PUC Academic Vice-President Nancy Lecourt pointed to the educational relevance of international trips, such as those taken to Brazil, Costa Rica, and Nicaragua, which offer “high-impact learning practices” for those in attendance.

“High impact practices are activities that research has shown to make a difference in student success in college,” she explained. “They are active learning experiences where the students are so fully engaged that they learn more deeply. They allow students to take theoretical knowledge and try it out in the real world.”

One of those students who participated in a mission trip over spring break was Jamie Wittwer, a biology major from Las Vegas, Nevada. Among other things, Wittwer appreciated how the trip taught her to be grateful in her own life.

“Going to the Amazon actually made me really realize how good we have it here,” she said. “Honestly, just living on the boat, showering in disgusting water and always feeling dirty, it just made me really thankful for the things I have here.”

“It was really challenging talking to the people in Brazil,” Wittwer continued, “but it was fun being able to communicate even though there was a language barrier that we had to cross. The most positive thing for me though was just helping so many people and having a lot of fun getting to know the other students that went on the trip with me.”

Maia shared that the transformation he observed in the lives of the students was quite incredible.

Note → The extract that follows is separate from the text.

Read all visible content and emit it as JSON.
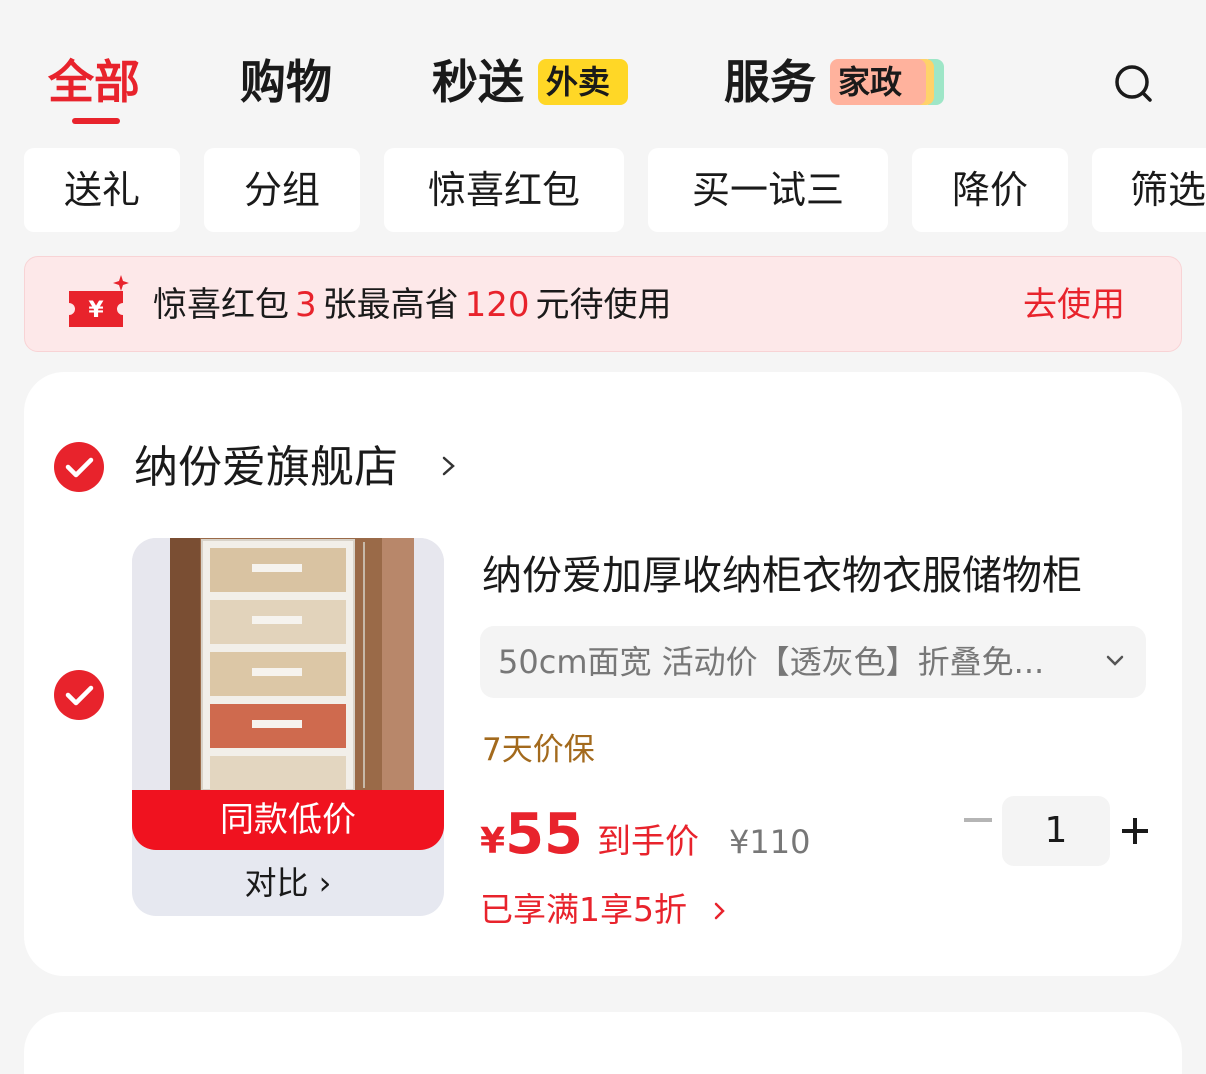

“It's great to see how the students change in just one week when they have an opportunity to go and serve a community. We’re already looking forward to going back.”